Tranche 1, is scheduled for launch in Sept. 2024 and will provide the first warfighting capability enabling global communications access, delivering reliable, regional encrypted connectivity to warfighters and providing beyond line of sight targeting, missile warning and tracking capabilities and Battle Management Command, Control and Communications for mission data processing and exploitation. 

Tranche 2, scheduled for launch in Fiscal Year 2027, begins the 2-year spiral cycle and will both replenish and enhance the Tranche 1 capabilities through an increase of space vehicles and the introduction of new capabilities like additional tactical data links and/or new waveforms. 

Operations Center North and the TCC are two additional ways the 319th Reconnaissance Wing is actively contributing to JADC2 and ABMS. 

The construction for these facilities follows the addition of the E-11A Battlefield Airborne Communication Node mission, operated by the 18th Airborne Command and Control Squadron at Robins Air Force Base, Georgia, who provide a versatile and mobile means of exchanging information from multiple air, ground, and maritime sources, including host nation, joint and coalition forces. 

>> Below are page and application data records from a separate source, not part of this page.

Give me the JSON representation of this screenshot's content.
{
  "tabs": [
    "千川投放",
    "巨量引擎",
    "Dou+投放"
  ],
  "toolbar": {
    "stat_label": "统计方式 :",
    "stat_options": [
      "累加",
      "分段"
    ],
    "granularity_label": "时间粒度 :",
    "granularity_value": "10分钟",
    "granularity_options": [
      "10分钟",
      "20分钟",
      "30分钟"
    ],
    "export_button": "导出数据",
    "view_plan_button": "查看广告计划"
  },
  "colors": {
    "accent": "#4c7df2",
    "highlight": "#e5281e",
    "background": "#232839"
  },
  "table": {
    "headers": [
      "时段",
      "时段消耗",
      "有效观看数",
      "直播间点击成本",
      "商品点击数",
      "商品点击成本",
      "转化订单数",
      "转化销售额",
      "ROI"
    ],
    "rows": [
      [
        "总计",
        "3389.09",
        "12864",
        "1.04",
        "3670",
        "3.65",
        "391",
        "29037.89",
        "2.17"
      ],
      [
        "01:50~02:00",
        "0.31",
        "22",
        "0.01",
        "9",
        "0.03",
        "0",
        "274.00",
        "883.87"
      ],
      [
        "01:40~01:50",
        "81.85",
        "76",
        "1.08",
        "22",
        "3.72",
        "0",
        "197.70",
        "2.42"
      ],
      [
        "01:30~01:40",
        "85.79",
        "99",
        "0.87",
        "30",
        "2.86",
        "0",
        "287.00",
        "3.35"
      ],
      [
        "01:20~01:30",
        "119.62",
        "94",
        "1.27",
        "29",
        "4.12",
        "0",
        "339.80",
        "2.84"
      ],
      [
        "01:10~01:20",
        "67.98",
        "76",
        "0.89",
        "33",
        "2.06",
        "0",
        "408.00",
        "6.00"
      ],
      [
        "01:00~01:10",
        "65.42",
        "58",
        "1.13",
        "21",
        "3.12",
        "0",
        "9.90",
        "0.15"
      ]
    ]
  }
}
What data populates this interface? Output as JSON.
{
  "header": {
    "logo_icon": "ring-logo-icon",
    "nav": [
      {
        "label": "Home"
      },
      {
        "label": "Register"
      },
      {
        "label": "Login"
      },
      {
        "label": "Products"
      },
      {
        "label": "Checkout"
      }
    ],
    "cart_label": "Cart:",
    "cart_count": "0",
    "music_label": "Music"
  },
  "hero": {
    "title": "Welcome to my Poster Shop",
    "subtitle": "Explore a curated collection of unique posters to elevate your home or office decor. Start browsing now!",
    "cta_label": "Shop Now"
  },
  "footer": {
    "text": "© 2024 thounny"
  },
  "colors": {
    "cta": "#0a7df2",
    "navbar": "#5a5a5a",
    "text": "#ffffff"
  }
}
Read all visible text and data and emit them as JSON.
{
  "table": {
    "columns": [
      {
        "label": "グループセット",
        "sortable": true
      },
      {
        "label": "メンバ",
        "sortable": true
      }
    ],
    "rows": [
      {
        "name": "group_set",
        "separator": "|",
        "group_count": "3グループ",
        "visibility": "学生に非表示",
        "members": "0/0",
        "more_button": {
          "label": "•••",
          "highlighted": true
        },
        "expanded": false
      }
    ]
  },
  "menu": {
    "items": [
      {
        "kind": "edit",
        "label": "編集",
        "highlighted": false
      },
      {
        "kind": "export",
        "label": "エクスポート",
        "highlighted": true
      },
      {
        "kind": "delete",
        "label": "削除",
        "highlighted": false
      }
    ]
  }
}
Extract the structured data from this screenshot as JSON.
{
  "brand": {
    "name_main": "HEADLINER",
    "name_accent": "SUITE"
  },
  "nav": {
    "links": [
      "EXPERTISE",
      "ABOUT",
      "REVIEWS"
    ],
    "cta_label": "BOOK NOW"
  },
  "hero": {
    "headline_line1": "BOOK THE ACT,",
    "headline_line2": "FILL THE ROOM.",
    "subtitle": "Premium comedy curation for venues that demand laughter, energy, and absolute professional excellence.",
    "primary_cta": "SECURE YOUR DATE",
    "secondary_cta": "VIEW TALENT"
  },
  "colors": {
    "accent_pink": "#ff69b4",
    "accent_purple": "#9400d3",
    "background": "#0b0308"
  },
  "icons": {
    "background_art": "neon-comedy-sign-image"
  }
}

Additionally, the existing 319th Communications Squadron High Frequency Global Communications System transmits and monitors signals globally with the ability to penetrate oceans, pass through hurricane walls, and transmit in severely degraded and hostile environments. 

The 319th Operations Group operates and maintains the RQ-4, a high altitude, long endurance intelligence, surveillance and reconnaissance aircraft providing decision makers and warfighters moving target indicator and synthetic aperture radar imagery and intelligence. The 319th OG also oversees the maintenance and operations of PAC1 and EUR3, two Satellite Communications relay sites providing connectivity between joint, manned, unmanned and airborne ISR assets and tactical edge information interoperability across Combatant Commands.  

The 319th RW mission extends into air, cyber, land, sea domains, and now has a stronger presence in the domain of space allowing for interservice, interagency, joint, coalition and ally force integration to help achieve operational and strategic objectives in a multi-domain environment.